▶ _What needs to be done_:
Copy each line from the entries that the word "this" appears in.
-- Data follows --
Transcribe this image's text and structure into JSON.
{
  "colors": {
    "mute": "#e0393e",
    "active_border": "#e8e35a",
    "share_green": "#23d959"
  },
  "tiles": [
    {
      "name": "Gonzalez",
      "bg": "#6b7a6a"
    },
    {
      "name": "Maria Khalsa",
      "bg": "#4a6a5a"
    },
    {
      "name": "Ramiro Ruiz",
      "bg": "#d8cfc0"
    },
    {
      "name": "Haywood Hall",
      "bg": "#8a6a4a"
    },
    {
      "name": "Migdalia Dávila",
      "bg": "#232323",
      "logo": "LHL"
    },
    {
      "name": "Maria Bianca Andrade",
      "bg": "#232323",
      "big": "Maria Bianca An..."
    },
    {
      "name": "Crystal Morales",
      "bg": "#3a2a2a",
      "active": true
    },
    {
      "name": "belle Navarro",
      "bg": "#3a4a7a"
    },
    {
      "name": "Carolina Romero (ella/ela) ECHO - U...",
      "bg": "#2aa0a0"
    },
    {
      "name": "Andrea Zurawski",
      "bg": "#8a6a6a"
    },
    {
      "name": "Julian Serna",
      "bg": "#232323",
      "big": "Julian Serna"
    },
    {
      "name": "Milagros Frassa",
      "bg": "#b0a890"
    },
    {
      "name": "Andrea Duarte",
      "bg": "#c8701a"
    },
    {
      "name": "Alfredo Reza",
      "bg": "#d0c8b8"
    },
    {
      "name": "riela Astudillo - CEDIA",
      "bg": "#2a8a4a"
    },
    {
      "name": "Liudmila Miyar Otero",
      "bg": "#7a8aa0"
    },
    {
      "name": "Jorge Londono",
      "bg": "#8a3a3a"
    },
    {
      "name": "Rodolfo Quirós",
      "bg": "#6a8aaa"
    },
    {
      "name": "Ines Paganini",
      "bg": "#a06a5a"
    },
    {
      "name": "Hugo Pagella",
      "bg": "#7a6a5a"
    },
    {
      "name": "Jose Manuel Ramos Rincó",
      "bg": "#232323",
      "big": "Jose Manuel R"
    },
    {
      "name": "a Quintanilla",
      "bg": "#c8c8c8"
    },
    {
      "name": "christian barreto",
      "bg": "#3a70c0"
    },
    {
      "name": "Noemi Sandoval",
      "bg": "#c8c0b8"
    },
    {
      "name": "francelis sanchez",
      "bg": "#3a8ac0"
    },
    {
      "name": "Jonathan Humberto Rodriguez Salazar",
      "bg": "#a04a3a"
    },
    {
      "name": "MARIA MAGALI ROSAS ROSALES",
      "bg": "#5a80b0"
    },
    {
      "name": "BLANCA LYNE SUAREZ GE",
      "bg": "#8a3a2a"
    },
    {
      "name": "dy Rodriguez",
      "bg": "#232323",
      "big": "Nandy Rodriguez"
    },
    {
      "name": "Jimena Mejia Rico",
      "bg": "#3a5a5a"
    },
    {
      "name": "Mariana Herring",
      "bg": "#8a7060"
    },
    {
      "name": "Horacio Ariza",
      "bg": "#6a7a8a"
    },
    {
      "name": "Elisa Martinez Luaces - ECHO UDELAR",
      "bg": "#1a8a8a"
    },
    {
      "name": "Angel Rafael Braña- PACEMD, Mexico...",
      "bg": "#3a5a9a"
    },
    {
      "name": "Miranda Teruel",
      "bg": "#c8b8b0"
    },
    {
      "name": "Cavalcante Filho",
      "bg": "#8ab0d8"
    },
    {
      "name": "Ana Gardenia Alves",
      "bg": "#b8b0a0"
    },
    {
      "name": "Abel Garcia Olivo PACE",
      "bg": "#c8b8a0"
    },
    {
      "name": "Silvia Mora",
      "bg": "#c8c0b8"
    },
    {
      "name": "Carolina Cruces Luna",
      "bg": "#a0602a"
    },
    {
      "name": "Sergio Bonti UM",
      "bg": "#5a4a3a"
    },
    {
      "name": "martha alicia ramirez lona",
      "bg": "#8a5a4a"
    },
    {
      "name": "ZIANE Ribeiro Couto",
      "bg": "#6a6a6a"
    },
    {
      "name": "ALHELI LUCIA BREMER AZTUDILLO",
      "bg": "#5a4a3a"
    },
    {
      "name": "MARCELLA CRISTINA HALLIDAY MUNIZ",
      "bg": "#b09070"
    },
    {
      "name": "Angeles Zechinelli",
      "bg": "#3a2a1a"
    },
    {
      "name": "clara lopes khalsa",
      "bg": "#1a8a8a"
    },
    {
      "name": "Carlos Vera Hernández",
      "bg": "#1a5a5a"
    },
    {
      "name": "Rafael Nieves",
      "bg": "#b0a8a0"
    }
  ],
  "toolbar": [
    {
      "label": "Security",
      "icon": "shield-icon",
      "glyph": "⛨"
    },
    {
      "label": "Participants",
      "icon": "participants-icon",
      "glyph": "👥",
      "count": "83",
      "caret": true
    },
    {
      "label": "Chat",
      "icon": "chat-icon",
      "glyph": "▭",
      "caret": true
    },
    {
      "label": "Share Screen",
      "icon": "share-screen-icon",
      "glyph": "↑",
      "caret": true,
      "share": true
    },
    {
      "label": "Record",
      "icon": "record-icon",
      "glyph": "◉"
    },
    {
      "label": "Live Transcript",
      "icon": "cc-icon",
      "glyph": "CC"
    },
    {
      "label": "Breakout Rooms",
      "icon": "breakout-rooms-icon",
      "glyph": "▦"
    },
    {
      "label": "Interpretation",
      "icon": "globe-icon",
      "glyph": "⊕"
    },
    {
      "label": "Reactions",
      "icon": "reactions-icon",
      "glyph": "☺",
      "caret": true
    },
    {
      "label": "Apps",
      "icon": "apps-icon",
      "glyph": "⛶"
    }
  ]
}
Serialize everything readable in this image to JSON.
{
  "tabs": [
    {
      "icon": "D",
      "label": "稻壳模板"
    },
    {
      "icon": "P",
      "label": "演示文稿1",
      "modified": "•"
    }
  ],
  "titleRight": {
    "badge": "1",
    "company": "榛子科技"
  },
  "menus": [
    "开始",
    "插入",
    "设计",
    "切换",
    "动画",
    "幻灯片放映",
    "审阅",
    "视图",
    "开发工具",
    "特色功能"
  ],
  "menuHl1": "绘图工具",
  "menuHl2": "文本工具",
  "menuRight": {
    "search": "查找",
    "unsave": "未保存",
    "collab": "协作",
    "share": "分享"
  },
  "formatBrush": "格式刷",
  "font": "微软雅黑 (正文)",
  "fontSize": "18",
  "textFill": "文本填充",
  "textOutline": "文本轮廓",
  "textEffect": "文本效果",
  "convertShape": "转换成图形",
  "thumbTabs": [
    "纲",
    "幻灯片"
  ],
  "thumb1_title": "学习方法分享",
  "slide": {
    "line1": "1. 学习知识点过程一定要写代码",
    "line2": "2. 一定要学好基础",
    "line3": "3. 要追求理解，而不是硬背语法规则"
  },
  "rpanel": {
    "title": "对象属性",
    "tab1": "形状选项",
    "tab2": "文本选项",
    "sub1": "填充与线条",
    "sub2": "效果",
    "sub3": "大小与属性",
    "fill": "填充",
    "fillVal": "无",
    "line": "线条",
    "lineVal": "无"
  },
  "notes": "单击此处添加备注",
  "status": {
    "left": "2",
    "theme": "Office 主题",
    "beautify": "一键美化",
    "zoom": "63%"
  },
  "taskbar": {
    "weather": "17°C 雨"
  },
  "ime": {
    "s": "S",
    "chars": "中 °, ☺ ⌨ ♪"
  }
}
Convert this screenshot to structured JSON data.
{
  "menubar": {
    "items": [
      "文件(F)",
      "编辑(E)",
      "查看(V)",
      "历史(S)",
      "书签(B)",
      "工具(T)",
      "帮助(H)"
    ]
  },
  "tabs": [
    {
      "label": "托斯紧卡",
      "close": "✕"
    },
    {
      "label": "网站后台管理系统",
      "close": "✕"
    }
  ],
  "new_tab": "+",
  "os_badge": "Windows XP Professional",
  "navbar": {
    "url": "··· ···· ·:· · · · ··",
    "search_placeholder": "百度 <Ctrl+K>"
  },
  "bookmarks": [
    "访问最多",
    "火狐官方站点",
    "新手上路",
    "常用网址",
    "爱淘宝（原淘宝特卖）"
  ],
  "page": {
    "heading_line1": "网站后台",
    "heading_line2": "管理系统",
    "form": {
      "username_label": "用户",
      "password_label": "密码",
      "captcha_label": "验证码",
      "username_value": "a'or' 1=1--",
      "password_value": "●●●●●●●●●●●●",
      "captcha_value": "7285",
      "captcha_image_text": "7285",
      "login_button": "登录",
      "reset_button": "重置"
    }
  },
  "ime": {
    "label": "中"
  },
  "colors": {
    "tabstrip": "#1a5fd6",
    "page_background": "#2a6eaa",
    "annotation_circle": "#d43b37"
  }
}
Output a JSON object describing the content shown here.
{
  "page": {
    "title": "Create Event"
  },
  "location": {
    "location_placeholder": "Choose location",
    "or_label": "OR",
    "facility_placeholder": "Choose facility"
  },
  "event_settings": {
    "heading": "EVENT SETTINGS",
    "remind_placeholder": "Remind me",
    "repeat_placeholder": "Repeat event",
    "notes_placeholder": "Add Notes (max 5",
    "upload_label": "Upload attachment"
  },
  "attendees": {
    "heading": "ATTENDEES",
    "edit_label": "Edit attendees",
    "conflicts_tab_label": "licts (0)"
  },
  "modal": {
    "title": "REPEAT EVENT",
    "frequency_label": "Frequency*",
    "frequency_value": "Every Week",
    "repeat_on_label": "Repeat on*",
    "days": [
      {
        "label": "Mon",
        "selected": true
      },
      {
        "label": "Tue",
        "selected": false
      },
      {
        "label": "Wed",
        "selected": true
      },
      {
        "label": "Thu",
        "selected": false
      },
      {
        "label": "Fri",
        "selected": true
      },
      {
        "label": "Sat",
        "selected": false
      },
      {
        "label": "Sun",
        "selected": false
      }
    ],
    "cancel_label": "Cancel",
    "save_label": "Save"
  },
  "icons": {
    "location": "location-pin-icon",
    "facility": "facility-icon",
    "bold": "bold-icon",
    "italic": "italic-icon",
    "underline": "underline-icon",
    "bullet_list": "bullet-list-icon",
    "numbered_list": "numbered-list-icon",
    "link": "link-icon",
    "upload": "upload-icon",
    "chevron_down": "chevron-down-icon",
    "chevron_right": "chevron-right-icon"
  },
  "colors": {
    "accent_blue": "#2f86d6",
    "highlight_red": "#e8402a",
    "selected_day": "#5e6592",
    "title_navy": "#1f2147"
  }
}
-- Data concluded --
▶ _Task result_:
Transcribe this image's text and structure into JSON.
Serialize everything readable in this image to JSON.
Convert this screenshot to structured JSON data.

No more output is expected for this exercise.